# [Exercise goal]
From the entries below, pull out each line where "suggestions" appears.
────────────────────
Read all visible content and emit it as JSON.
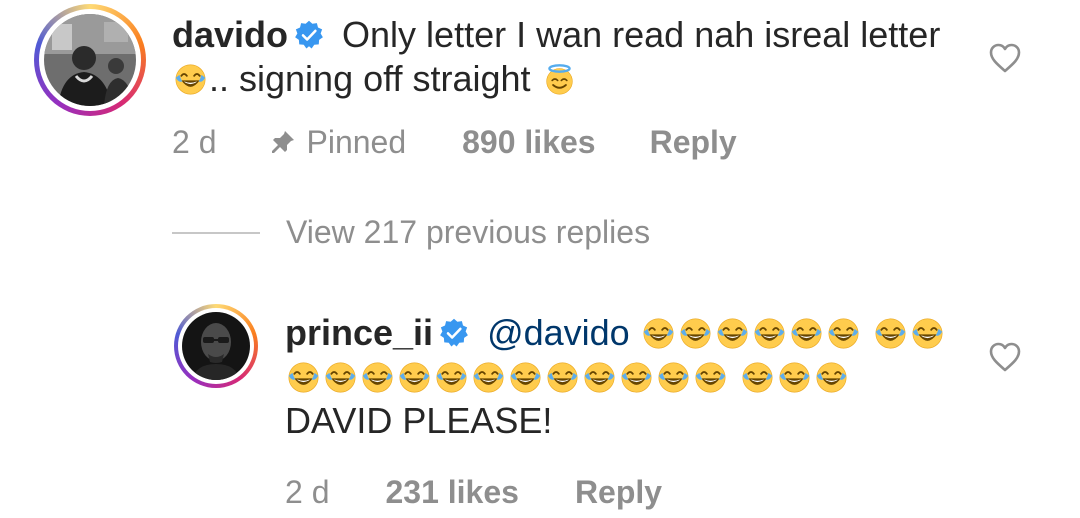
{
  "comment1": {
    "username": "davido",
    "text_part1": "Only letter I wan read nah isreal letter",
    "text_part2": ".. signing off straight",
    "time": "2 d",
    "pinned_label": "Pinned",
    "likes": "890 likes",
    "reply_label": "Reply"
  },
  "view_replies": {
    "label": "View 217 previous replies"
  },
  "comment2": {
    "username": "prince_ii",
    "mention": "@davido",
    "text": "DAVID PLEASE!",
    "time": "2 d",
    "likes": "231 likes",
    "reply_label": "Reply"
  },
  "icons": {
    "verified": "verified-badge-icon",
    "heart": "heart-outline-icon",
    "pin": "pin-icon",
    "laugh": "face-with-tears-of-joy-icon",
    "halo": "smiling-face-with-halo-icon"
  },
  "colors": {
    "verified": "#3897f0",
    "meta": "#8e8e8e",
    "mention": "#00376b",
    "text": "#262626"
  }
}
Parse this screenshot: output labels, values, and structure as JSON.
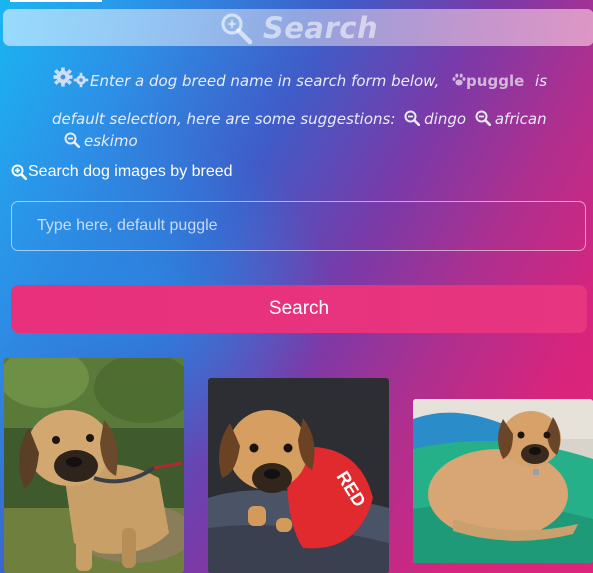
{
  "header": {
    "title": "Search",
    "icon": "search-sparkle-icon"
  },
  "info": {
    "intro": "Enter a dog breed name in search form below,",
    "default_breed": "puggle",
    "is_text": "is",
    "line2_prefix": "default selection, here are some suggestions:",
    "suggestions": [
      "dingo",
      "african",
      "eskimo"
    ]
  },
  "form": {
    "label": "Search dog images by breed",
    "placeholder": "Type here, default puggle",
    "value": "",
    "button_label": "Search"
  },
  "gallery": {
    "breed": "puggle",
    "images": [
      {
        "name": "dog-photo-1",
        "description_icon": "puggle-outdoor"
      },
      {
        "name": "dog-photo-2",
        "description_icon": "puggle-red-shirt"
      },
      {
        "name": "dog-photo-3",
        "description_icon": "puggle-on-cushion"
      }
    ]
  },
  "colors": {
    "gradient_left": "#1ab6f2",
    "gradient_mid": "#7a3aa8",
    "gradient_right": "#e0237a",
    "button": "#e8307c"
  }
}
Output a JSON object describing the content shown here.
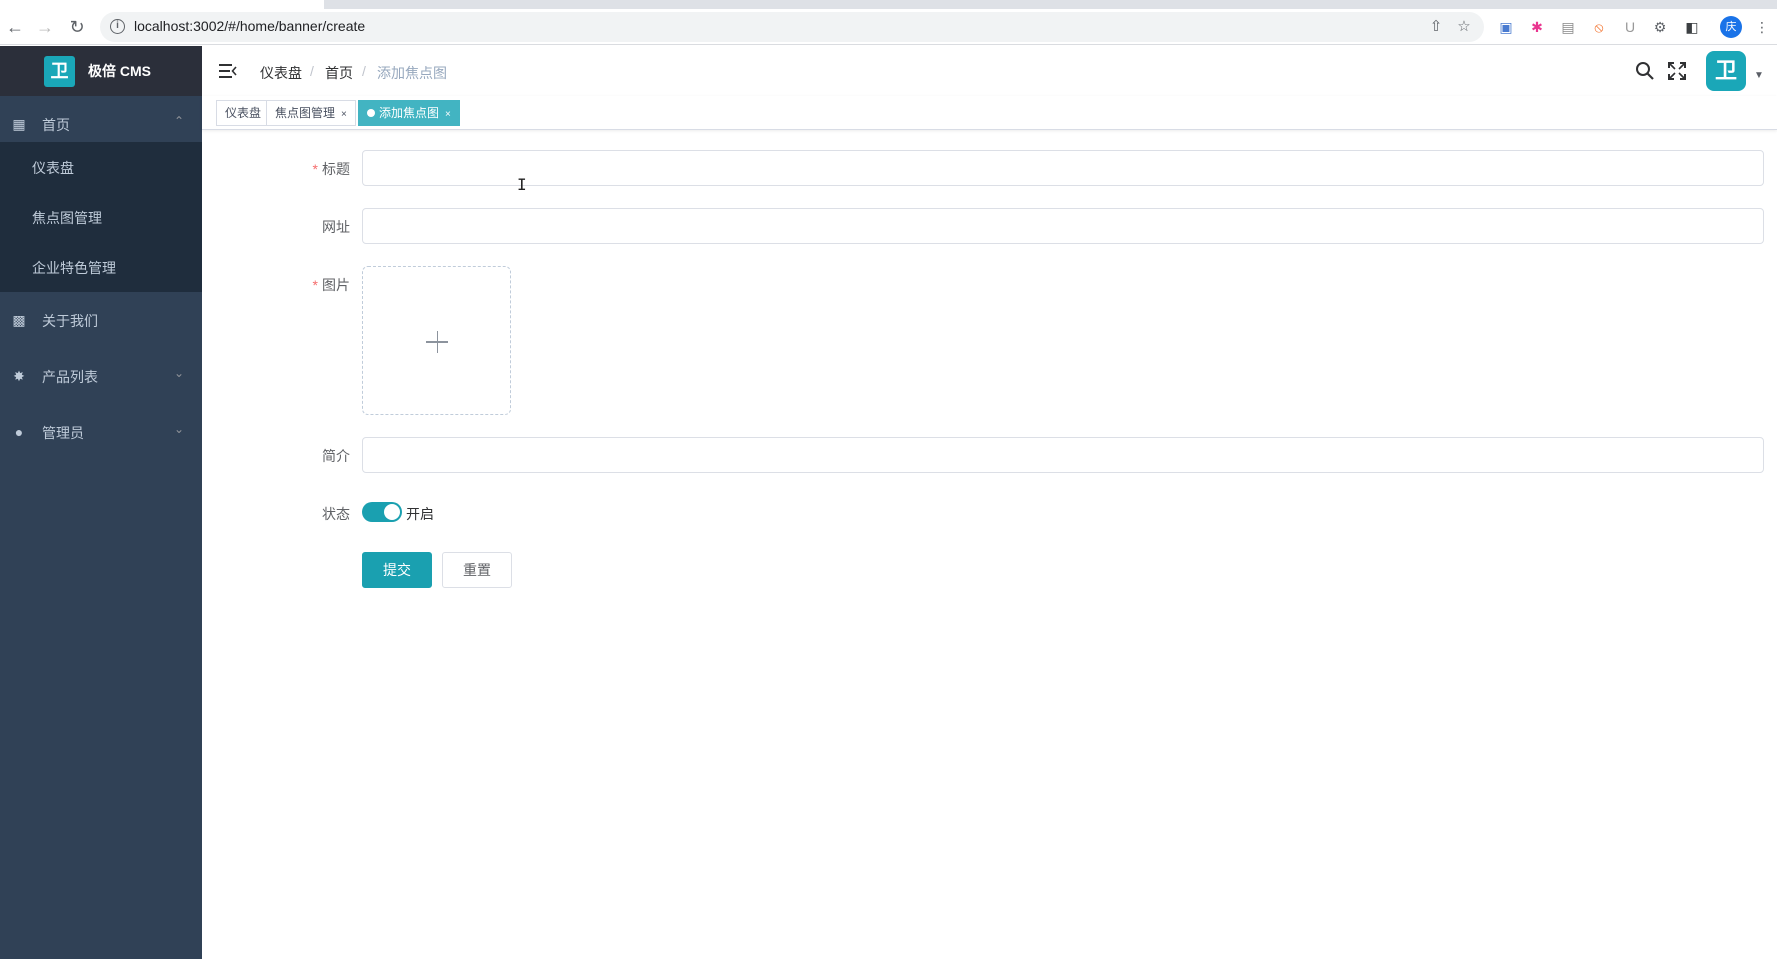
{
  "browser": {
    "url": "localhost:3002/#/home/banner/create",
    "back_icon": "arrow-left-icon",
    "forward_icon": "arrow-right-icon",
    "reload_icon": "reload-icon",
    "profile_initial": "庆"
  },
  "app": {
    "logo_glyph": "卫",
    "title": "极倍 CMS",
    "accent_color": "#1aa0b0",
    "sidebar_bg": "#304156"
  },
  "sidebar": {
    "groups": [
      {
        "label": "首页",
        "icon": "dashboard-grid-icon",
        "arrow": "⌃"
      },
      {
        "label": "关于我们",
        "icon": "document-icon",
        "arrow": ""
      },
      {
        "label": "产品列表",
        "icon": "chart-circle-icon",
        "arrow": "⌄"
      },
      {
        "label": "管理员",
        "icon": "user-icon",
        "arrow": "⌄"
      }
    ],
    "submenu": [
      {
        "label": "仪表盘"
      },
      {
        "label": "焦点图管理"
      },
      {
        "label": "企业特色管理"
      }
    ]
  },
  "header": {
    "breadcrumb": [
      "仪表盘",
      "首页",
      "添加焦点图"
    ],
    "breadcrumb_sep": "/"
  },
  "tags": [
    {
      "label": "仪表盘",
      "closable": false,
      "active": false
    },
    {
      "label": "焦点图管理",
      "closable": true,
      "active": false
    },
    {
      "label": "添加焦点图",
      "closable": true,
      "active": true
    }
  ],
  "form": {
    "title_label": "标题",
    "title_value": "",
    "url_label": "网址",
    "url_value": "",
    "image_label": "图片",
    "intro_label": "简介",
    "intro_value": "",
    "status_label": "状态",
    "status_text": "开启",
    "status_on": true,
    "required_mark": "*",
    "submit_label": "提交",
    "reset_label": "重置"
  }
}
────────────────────
# [Reply to the task]
    "line2_prefix": "default selection, here are some suggestions:",
    "suggestions": [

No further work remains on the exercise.